» **Available records**:
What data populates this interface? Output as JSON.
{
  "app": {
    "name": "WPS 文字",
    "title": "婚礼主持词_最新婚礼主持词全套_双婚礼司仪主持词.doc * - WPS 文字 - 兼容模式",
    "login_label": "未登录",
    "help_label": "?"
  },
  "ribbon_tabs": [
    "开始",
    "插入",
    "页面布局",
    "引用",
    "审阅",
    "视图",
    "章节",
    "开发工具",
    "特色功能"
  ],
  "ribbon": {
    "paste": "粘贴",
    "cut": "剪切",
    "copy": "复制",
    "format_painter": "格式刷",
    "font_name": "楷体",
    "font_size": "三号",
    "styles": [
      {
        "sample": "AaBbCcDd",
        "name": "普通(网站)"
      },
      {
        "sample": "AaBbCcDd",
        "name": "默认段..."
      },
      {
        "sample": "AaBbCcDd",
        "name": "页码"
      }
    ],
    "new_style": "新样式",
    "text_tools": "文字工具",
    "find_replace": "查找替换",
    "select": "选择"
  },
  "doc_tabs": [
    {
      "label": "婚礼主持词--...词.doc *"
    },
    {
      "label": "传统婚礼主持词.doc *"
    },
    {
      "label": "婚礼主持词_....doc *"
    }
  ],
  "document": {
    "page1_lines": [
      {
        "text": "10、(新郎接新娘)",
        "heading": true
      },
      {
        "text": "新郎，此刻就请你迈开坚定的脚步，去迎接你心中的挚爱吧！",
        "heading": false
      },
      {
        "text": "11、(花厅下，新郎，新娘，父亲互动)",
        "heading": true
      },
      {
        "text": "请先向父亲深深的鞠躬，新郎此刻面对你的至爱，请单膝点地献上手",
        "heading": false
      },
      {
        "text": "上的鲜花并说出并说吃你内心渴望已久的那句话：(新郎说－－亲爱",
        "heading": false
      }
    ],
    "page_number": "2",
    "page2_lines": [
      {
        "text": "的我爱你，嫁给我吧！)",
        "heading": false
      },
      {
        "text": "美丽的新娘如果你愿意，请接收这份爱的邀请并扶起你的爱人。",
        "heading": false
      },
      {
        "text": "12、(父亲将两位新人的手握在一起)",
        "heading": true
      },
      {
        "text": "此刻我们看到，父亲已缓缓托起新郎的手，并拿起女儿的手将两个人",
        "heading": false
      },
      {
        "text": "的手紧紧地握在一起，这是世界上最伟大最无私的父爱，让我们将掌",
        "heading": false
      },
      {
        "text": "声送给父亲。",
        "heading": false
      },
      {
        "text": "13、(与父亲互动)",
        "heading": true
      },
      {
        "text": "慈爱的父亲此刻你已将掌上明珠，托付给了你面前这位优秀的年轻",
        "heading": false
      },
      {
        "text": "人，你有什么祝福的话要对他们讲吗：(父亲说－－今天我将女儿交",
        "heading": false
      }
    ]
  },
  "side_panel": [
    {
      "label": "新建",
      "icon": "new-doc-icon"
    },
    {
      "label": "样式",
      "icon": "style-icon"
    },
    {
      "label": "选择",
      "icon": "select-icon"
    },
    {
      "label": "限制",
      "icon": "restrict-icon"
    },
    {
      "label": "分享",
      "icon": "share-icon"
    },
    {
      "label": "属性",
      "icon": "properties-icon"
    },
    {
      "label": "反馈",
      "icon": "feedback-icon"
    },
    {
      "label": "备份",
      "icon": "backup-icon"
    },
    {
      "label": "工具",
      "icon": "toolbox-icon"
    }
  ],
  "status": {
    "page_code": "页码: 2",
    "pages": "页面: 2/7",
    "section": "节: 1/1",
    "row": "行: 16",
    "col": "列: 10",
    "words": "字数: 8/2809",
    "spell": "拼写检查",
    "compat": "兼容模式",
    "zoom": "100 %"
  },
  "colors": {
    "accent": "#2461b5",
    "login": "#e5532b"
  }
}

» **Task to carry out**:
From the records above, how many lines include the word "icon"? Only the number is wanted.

» **Answer below**:
9